Print every entry below again. Nothing may differ from the original.

━━ Data records

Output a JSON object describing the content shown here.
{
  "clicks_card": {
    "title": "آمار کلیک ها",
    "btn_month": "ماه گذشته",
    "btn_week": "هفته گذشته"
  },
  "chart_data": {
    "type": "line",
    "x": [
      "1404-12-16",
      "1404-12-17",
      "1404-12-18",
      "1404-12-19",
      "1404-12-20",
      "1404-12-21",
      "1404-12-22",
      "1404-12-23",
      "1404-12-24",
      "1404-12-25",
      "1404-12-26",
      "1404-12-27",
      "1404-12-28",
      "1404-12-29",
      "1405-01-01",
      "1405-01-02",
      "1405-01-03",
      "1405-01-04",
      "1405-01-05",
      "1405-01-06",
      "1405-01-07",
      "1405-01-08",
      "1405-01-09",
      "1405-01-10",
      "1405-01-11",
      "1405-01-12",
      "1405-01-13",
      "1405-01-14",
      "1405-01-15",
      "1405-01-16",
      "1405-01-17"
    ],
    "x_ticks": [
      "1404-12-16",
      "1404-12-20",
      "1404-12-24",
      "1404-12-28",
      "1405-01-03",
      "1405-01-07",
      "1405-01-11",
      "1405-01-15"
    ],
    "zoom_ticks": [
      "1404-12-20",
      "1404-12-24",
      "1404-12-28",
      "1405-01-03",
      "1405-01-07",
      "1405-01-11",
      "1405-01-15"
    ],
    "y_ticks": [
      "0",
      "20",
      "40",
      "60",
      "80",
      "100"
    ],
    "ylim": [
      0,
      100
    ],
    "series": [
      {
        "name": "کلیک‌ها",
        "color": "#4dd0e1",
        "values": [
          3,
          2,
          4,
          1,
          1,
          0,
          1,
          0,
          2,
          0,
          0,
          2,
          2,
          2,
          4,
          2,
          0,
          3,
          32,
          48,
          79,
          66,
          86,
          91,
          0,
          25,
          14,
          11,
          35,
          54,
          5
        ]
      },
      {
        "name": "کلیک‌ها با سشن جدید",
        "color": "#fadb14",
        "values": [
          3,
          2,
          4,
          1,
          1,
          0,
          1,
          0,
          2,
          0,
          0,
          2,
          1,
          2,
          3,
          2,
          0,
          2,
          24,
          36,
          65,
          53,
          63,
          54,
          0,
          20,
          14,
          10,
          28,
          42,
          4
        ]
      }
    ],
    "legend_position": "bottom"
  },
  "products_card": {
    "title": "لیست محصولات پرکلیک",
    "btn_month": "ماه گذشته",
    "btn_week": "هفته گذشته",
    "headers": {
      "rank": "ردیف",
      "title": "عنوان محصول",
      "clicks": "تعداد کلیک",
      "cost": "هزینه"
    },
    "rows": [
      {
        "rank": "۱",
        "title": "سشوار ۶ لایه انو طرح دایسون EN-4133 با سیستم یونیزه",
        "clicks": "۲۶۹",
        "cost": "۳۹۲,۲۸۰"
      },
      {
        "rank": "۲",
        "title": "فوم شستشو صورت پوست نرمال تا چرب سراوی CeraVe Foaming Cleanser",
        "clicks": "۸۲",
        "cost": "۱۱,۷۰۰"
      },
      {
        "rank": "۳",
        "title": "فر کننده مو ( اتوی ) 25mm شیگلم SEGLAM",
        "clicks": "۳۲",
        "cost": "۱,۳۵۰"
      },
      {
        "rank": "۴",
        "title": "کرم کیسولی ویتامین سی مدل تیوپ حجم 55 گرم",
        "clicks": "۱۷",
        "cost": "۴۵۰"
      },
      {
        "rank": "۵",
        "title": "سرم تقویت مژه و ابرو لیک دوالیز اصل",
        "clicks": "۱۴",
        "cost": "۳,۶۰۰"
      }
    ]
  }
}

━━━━

- _Result of the exercise_
Output a JSON object describing the content shown here.
{
  "clicks_card": {
    "title": "آمار کلیک ها",
    "btn_month": "ماه گذشته",
    "btn_week": "هفته گذشته"
  },
  "chart_data": {
    "type": "line",
    "x": [
      "1404-12-16",
      "1404-12-17",
      "1404-12-18",
      "1404-12-19",
      "1404-12-20",
      "1404-12-21",
      "1404-12-22",
      "1404-12-23",
      "1404-12-24",
      "1404-12-25",
      "1404-12-26",
      "1404-12-27",
      "1404-12-28",
      "1404-12-29",
      "1405-01-01",
      "1405-01-02",
      "1405-01-03",
      "1405-01-04",
      "1405-01-05",
      "1405-01-06",
      "1405-01-07",
      "1405-01-08",
      "1405-01-09",
      "1405-01-10",
      "1405-01-11",
      "1405-01-12",
      "1405-01-13",
      "1405-01-14",
      "1405-01-15",
      "1405-01-16",
      "1405-01-17"
    ],
    "x_ticks": [
      "1404-12-16",
      "1404-12-20",
      "1404-12-24",
      "1404-12-28",
      "1405-01-03",
      "1405-01-07",
      "1405-01-11",
      "1405-01-15"
    ],
    "zoom_ticks": [
      "1404-12-20",
      "1404-12-24",
      "1404-12-28",
      "1405-01-03",
      "1405-01-07",
      "1405-01-11",
      "1405-01-15"
    ],
    "y_ticks": [
      "0",
      "20",
      "40",
      "60",
      "80",
      "100"
    ],
    "ylim": [
      0,
      100
    ],
    "series": [
      {
        "name": "کلیک‌ها",
        "color": "#4dd0e1",
        "values": [
          3,
          2,
          4,
          1,
          1,
          0,
          1,
          0,
          2,
          0,
          0,
          2,
          2,
          2,
          4,
          2,
          0,
          3,
          32,
          48,
          79,
          66,
          86,
          91,
          0,
          25,
          14,
          11,
          35,
          54,
          5
        ]
      },
      {
        "name": "کلیک‌ها با سشن جدید",
        "color": "#fadb14",
        "values": [
          3,
          2,
          4,
          1,
          1,
          0,
          1,
          0,
          2,
          0,
          0,
          2,
          1,
          2,
          3,
          2,
          0,
          2,
          24,
          36,
          65,
          53,
          63,
          54,
          0,
          20,
          14,
          10,
          28,
          42,
          4
        ]
      }
    ],
    "legend_position": "bottom"
  },
  "products_card": {
    "title": "لیست محصولات پرکلیک",
    "btn_month": "ماه گذشته",
    "btn_week": "هفته گذشته",
    "headers": {
      "rank": "ردیف",
      "title": "عنوان محصول",
      "clicks": "تعداد کلیک",
      "cost": "هزینه"
    },
    "rows": [
      {
        "rank": "۱",
        "title": "سشوار ۶ لایه انو طرح دایسون EN-4133 با سیستم یونیزه",
        "clicks": "۲۶۹",
        "cost": "۳۹۲,۲۸۰"
      },
      {
        "rank": "۲",
        "title": "فوم شستشو صورت پوست نرمال تا چرب سراوی CeraVe Foaming Cleanser",
        "clicks": "۸۲",
        "cost": "۱۱,۷۰۰"
      },
      {
        "rank": "۳",
        "title": "فر کننده مو ( اتوی ) 25mm شیگلم SEGLAM",
        "clicks": "۳۲",
        "cost": "۱,۳۵۰"
      },
      {
        "rank": "۴",
        "title": "کرم کیسولی ویتامین سی مدل تیوپ حجم 55 گرم",
        "clicks": "۱۷",
        "cost": "۴۵۰"
      },
      {
        "rank": "۵",
        "title": "سرم تقویت مژه و ابرو لیک دوالیز اصل",
        "clicks": "۱۴",
        "cost": "۳,۶۰۰"
      }
    ]
  }
}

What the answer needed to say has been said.